Jesse Stern doesn't look like I expect. I expected the writer of Call of Duty 4: Modern Warfare, Modern Warfare 2 and the ultra-popular television show NCIS to be some kind of special forces veteran - shaven-headed with scars from close-call bullet wounds. Not quite. Stern is sporting wavy hair, a deep tan, a T-shirt, board shorts and flip flops. He looks like the kind of laid-back guy I'd expect to see on a beach back in Australia.
My goal for our meeting was simple: I wanted to find out how you can take a bunch of guns and explosions and make people care about them. Call of Duty 4 shocked the gaming world by injecting a blockbuster story and believable characters into a first-person shooter. When Stern and I spoke, Modern Warfare 2 was still on the way - but the sequel turned out to be plenty shocking in its own right.

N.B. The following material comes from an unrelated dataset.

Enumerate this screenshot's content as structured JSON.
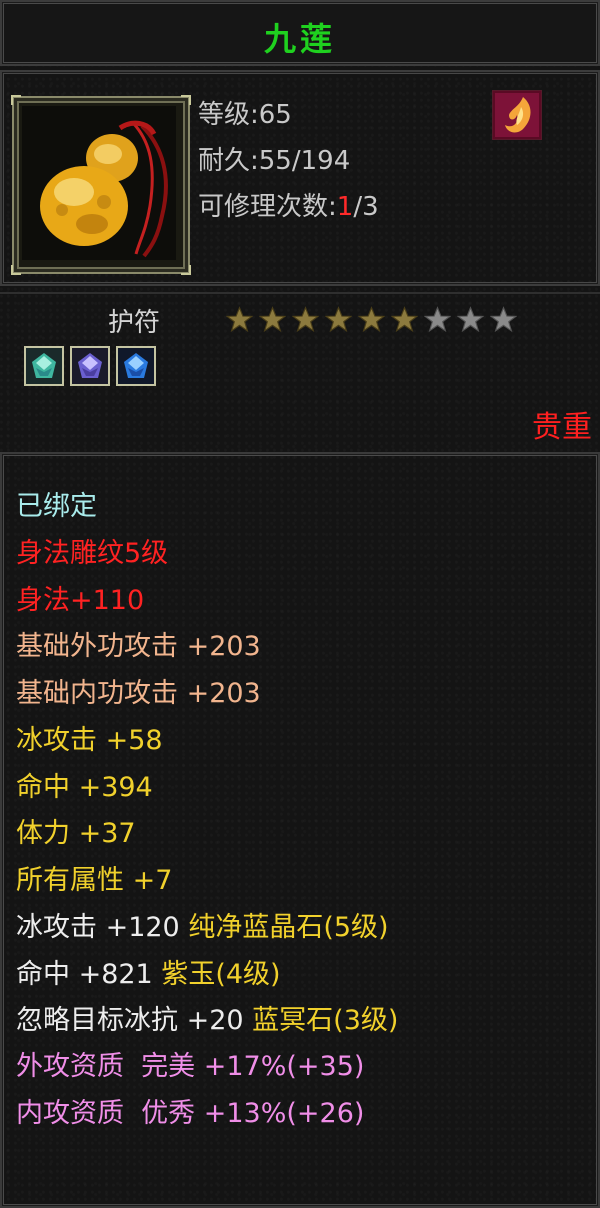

Stern's role in the original Modern Warfare began long after the developers had started crafting levels and character models. "In Call of Duty 4 they had a scenario already," Stern says. "They had the levels built and everything laid out. Then they hit a wall in terms of how to tell the story, and that was when they started talking to writers.
"I came in and pitched, 'Here's what I would do. I like this; I'd do more of that. I don't think this is working all that well - instead I'd put one of these in here.' A few months later, Infinity Ward called up again and said, 'We're ready for you.' From that point on, I was the story specialist."
Each level of Modern Warfare was like an episode of a TV show, Stern tells me, and each game like a season. "There are a million ways of telling a story," Stern says. "With NCIS, I love to mess with our format by using flashbacks and scrambling the narrative. Doing a television show, you don't just look at each episode - you look at each episode as it's going to have bits of the whole season.
"We don't do many serialized storylines. The elements of our story that are serialized are our characters. You don't need to see every episode to know what's going on, but if you do, you're going to get a lot more out of it. You'll enjoy it more. That's how you build a good season: by sprinkling those serialized elements throughout."
According to Stern, writing a videogame is similar. Each level is just a piece of the puzzle, and making it click is as easy as shuffling cards.
"This is a level where you do such and such - how does that relate to the next level?" he says. "To me they're like note cards. To everyone else they're months and months of hard labor - but to me they're note cards, and you can just move them around and say, 'What if we put this level here? Okay, you'll have to get a thing.' That will just be a 'thing' for months, and then finally it turns into 'something.' How about it's a guy? How about it's a clipboard, or a bomb? You build it up, and it's funny how it develops and turns into a story."